Get your copy of Crooked Kingdom here!

BOOK REVIEW: Turtles All the Way Down by John Green

81cai-rijcl

Author: John Green
Genre: Young Adult Fiction

The Language of Thorns: Midnight Tales and Dangerous Magic: ★★★★/5

SUMMARY: Sixteen-year-old Aza never intended to pursue the mystery of fugitive billionaire Russell Pickett, but there’s a hundred-thousand-dollar reward at stake and her Best and Most Fearless Friend, Daisy, is eager to investigate. So together, they navigate the short distance and broad divides that separate them from Russell Pickett’s son, Davis.

Aza is trying. She is trying to be a good daughter, a good friend, a good student, and maybe even a good detective, while also living within the ever-tightening spiral of her own thoughts.

In his long-awaited return, John Green, the acclaimed, award-winning author of Looking for Alaska and The Fault in Our Stars, shares Aza’s story with shattering, unflinching clarity in this brilliant novel of love, resilience, and the power of lifelong friendship.

* * * * *

REVIEW: Before I get into my review for this book, I want to point out a few things. One, this is the first book I read after a very long reading slump. Two, I don’t commonly read many young adult fiction novels, as I usually stick with books with a fantasy/supernatural element to them. Three, I had no idea what the book was about before I began reading it. Okay, so now here we go!

I gave the book 4 out of 5 stars. I didn’t necessarily like the plot of the book, but I did really enjoy John Green’s writing style. While I’ve watched many of his movie adaptations of his books, this was the first book by John Greene that I have read. The writing was light, contradictory to the shadow of heaviness of its subject. I found myself breezing through the pages. One thing about the writing that really stood out to me was the dialogue. It’s something special when the character’s personality shines through their dialogue.

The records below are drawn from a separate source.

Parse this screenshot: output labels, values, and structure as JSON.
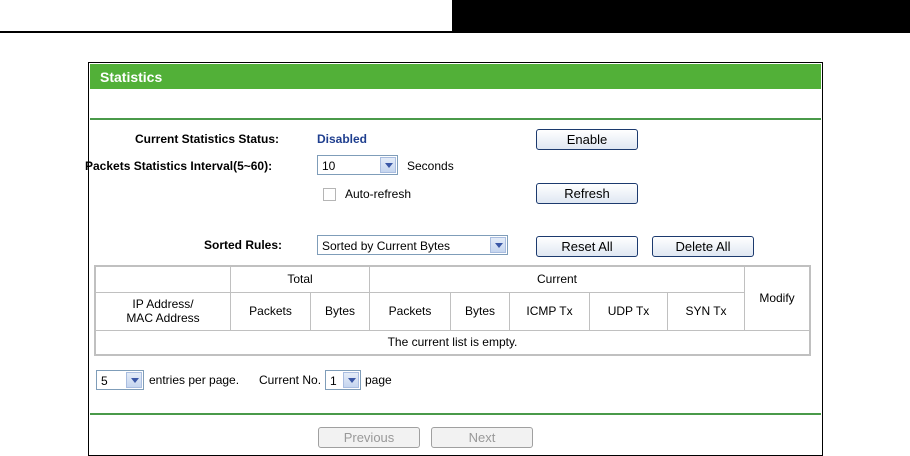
{
  "panel": {
    "title": "Statistics"
  },
  "status": {
    "label": "Current Statistics Status:",
    "value": "Disabled",
    "enable_button": "Enable"
  },
  "interval": {
    "label": "Packets Statistics Interval(5~60):",
    "value": "10",
    "unit": "Seconds",
    "auto_refresh_label": "Auto-refresh",
    "auto_refresh_checked": false,
    "refresh_button": "Refresh"
  },
  "sorted": {
    "label": "Sorted Rules:",
    "value": "Sorted by Current Bytes",
    "reset_all_button": "Reset All",
    "delete_all_button": "Delete All"
  },
  "table": {
    "group_total": "Total",
    "group_current": "Current",
    "modify": "Modify",
    "col_ip_line1": "IP Address/",
    "col_ip_line2": "MAC Address",
    "total_packets": "Packets",
    "total_bytes": "Bytes",
    "current_packets": "Packets",
    "current_bytes": "Bytes",
    "icmp": "ICMP Tx",
    "udp": "UDP Tx",
    "syn": "SYN Tx",
    "empty_message": "The current list is empty."
  },
  "pagination": {
    "entries_value": "5",
    "entries_label": "entries per page.",
    "current_label": "Current No.",
    "current_value": "1",
    "page_label": "page",
    "previous_button": "Previous",
    "next_button": "Next"
  },
  "colors": {
    "title_bar": "#52b038",
    "status_text": "#1f3f8f",
    "divider": "#4a9a4a"
  }
}
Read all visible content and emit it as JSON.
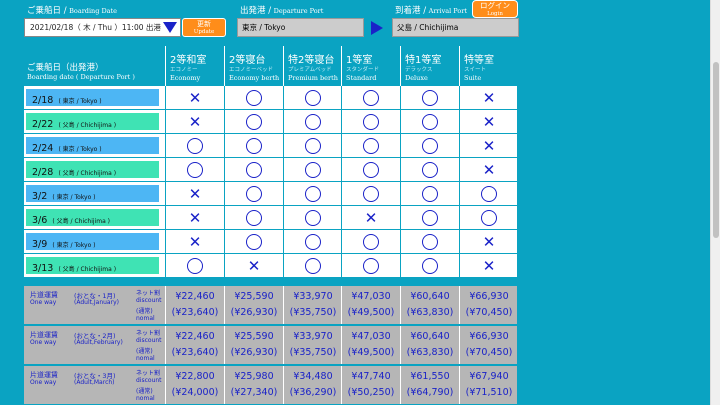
{
  "header": {
    "boarding_date_label_jp": "ご乗船日 /",
    "boarding_date_label_en": "Boarding Date",
    "boarding_date_value": "2021/02/18（ 木 / Thu ）11:00 出港",
    "update_label_jp": "更新",
    "update_label_en": "Update",
    "departure_label_jp": "出発港 /",
    "departure_label_en": "Departure Port",
    "departure_value": "東京 / Tokyo",
    "arrival_label_jp": "到着港 /",
    "arrival_label_en": "Arrival Port",
    "arrival_value": "父島 / Chichijima",
    "login_jp": "ログイン",
    "login_en": "Login"
  },
  "table": {
    "boarding_col_jp": "ご乗船日（出発港）",
    "boarding_col_en": "Boarding date ( Departure Port )",
    "classes": [
      {
        "jp": "2等和室",
        "sub": "エコノミー",
        "en": "Economy"
      },
      {
        "jp": "2等寝台",
        "sub": "エコノミーベッド",
        "en": "Economy berth"
      },
      {
        "jp": "特2等寝台",
        "sub": "プレミアムベッド",
        "en": "Premium berth"
      },
      {
        "jp": "1等室",
        "sub": "スタンダード",
        "en": "Standard"
      },
      {
        "jp": "特1等室",
        "sub": "デラックス",
        "en": "Deluxe"
      },
      {
        "jp": "特等室",
        "sub": "スイート",
        "en": "Suite"
      }
    ],
    "rows": [
      {
        "date": "2/18",
        "port": "( 東京 / Tokyo )",
        "color": "#4db6f4",
        "marks": [
          "x",
          "o",
          "o",
          "o",
          "o",
          "x"
        ]
      },
      {
        "date": "2/22",
        "port": "( 父島 / Chichijima )",
        "color": "#3fe3b4",
        "marks": [
          "x",
          "o",
          "o",
          "o",
          "o",
          "x"
        ]
      },
      {
        "date": "2/24",
        "port": "( 東京 / Tokyo )",
        "color": "#4db6f4",
        "marks": [
          "o",
          "o",
          "o",
          "o",
          "o",
          "x"
        ]
      },
      {
        "date": "2/28",
        "port": "( 父島 / Chichijima )",
        "color": "#3fe3b4",
        "marks": [
          "o",
          "o",
          "o",
          "o",
          "o",
          "x"
        ]
      },
      {
        "date": "3/2",
        "port": "( 東京 / Tokyo )",
        "color": "#4db6f4",
        "marks": [
          "x",
          "o",
          "o",
          "o",
          "o",
          "o"
        ]
      },
      {
        "date": "3/6",
        "port": "( 父島 / Chichijima )",
        "color": "#3fe3b4",
        "marks": [
          "x",
          "o",
          "o",
          "x",
          "o",
          "o"
        ]
      },
      {
        "date": "3/9",
        "port": "( 東京 / Tokyo )",
        "color": "#4db6f4",
        "marks": [
          "x",
          "o",
          "o",
          "o",
          "o",
          "x"
        ]
      },
      {
        "date": "3/13",
        "port": "( 父島 / Chichijima )",
        "color": "#3fe3b4",
        "marks": [
          "o",
          "x",
          "o",
          "o",
          "o",
          "x"
        ]
      }
    ],
    "fares": [
      {
        "oneway_jp": "片道運賃",
        "oneway_en": "One way",
        "pax_jp": "(おとな・1月)",
        "pax_en": "(Adult,January)",
        "discount_label": "ネット割 discount",
        "normal_label": "(通常) nomal",
        "discount": [
          "¥22,460",
          "¥25,590",
          "¥33,970",
          "¥47,030",
          "¥60,640",
          "¥66,930"
        ],
        "normal": [
          "(¥23,640)",
          "(¥26,930)",
          "(¥35,750)",
          "(¥49,500)",
          "(¥63,830)",
          "(¥70,450)"
        ]
      },
      {
        "oneway_jp": "片道運賃",
        "oneway_en": "One way",
        "pax_jp": "(おとな・2月)",
        "pax_en": "(Adult,February)",
        "discount_label": "ネット割 discount",
        "normal_label": "(通常) nomal",
        "discount": [
          "¥22,460",
          "¥25,590",
          "¥33,970",
          "¥47,030",
          "¥60,640",
          "¥66,930"
        ],
        "normal": [
          "(¥23,640)",
          "(¥26,930)",
          "(¥35,750)",
          "(¥49,500)",
          "(¥63,830)",
          "(¥70,450)"
        ]
      },
      {
        "oneway_jp": "片道運賃",
        "oneway_en": "One way",
        "pax_jp": "(おとな・3月)",
        "pax_en": "(Adult,March)",
        "discount_label": "ネット割 discount",
        "normal_label": "(通常) nomal",
        "discount": [
          "¥22,800",
          "¥25,980",
          "¥34,480",
          "¥47,740",
          "¥61,550",
          "¥67,940"
        ],
        "normal": [
          "(¥24,000)",
          "(¥27,340)",
          "(¥36,290)",
          "(¥50,250)",
          "(¥64,790)",
          "(¥71,510)"
        ]
      }
    ]
  },
  "colors": {
    "background": "#0aa3c2",
    "accent_blue": "#1a22c8",
    "button_orange": "#ff8d1a",
    "fare_bg": "#b6b6b6"
  }
}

In the beginning Aza is somewhat likeable as a character, but as the story goes on she becomes more obsessive to the point it makes you uncomfortable to read her. It really fell into the theme of spiraling down and down and down. She struggles with being stuck in her own head, bombarded by her obsessive thoughts, that sometimes made her do some crazy things. Mental health isn’t something I’ve read about much so I’m not exactly familiar with it. While I don’t suffer from mental health issues, I sort of realted with Aza for the past couple of weeks. Something has been weighing on my mind for awhile; something I wanted to forget, but my mind would continue to grasp at it until it was the only thing swimming around in my thoughts. It got to the point that I would have inner dialogues with my own head trying to convince myself to believe one thing, but “someone” else would be trying to make me believe something else. I just wanted it to stop, but it felt out of my control; so I felt the frustration Aza was feeling at the times she would spiral down. Even if it’s not Aza who you relate with, I think there is someone in the book for every reader to relate to.

Overall, I think it was an insightful book. It was a bit intense at times, but the characters really made the story shine.

Get your copy of Turtles All the Way Down here!